The 2016 A3's exterior closely resembles that of other Audis, and the result is an interior that's a standout for the price. The jet-engine-inspired air vents and expensive-feeling switchgear are suitably luxurious, as is the fluid action of the MMI display as it rises automatically from its slot in the top of the dashboard. From the A3's driver or passenger seat, there's little indication that this is the cheapest new Audi you can buy.
The 2016 Audi A3's interior boasts high-quality materials and solid build quality.
In typical Audi fashion, the MMI system comes in two versions. You get a rotary controller on the center console either way, but the upgraded system adds a navigation system, an upgraded display and voice controls, as well as a touchpad on top of the controller that lets you scrawl letters with your finger when entering a destination. Whichever one you choose, the knob-based interface may be confusing at first if you're accustomed to traditional dash-mounted buttons, but we've found MMI to be one of the more intuitive infotainment systems with regular use. One downside is Audi's continued use of a proprietary iPod interface, which isn't nearly as versatile as a regular USB port.
Backseat space in the A3 is another potential drawback. It's true that average-sized adults actually fit OK, so in that regard the A3 might be roomier than you expect. It's also more accommodating than the Mercedes CLA-Class. But the reality is that the A3 is still pretty mediocre back there; there's more room to stretch out in an Acura ILX or other slightly larger sedans, such as the A4. The A3 convertible is even tighter, so unless your rear riders are kids, they likely won't be happy on longer trips.
Trunk space is likewise limited. The sedan has a tiny 10-cubic-foot cargo hold (with all-wheel drive; the front-drive A3 is a bit roomier at 12.3) that isn't much good for holding more than a golf bag or a couple pieces of luggage. The rear seats do fold down flat to help with loading of longer items, though. The convertible's trunk is essentially the same at 9.9 cubic feet.
Edmunds expert review process

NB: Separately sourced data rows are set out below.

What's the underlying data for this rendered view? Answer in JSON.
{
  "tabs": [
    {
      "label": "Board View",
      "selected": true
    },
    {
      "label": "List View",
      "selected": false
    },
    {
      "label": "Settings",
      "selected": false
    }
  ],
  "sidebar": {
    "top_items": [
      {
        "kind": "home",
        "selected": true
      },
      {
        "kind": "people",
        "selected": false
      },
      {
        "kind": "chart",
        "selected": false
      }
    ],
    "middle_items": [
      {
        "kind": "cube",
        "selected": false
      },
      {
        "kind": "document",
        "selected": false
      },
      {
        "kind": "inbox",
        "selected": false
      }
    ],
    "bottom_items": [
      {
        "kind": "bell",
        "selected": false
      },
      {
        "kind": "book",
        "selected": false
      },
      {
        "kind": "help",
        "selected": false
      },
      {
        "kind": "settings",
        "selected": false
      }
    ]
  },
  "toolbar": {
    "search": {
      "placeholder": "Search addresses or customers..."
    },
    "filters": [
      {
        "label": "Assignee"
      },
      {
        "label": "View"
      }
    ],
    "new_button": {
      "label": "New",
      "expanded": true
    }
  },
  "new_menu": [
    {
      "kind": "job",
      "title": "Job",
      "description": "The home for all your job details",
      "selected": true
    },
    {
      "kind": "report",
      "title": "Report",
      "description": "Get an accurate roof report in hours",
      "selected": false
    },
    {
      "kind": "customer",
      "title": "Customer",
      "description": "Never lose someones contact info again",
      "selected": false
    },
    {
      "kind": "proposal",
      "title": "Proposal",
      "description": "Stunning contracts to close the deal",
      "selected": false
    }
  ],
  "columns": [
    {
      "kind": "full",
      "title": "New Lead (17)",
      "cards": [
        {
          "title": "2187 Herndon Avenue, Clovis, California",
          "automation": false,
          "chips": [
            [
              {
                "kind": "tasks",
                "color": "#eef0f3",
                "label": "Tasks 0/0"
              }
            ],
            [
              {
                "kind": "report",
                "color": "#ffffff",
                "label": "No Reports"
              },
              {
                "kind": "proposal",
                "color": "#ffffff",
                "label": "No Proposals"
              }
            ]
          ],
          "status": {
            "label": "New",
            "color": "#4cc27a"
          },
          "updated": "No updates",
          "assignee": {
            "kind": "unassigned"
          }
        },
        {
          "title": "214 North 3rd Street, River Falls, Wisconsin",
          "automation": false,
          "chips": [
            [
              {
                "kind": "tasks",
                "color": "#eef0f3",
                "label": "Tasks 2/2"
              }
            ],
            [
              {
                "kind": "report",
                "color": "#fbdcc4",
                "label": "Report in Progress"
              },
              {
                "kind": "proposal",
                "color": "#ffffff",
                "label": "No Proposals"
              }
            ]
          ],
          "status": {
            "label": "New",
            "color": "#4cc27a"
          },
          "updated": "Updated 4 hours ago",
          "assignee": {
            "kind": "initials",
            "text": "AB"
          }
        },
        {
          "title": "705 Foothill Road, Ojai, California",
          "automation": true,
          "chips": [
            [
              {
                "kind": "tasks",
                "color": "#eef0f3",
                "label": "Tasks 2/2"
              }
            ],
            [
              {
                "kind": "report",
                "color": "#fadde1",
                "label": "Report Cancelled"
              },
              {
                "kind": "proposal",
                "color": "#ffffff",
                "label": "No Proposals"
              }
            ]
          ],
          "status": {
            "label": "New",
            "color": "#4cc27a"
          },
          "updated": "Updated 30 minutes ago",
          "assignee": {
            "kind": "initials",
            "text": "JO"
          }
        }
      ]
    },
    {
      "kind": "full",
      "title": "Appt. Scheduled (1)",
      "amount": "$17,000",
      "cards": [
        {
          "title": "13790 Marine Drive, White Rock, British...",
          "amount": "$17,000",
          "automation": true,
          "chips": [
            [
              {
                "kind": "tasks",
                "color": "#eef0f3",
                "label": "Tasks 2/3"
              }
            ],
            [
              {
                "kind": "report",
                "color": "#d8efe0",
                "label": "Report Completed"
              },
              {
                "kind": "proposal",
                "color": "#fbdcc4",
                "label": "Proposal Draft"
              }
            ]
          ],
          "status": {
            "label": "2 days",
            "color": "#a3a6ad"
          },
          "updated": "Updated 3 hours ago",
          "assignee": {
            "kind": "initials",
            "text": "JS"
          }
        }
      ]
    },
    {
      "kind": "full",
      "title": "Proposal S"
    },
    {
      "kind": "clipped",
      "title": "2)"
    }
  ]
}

This review was written by a member of Edmunds' editorial team of expert car reviewers. Our team drives every car you can buy. We put the vehicles through rigorous testing, evaluating how they drive and comparing them in detail to their competitors.
We're also regular people like you, so we pay attention to all the different ways people use their cars every day. We want to know if there's enough room for our families and our weekend gear and whether or not our favorite drink fits in the cupholder. Our editors want to help you make the best decision on a car that fits your life.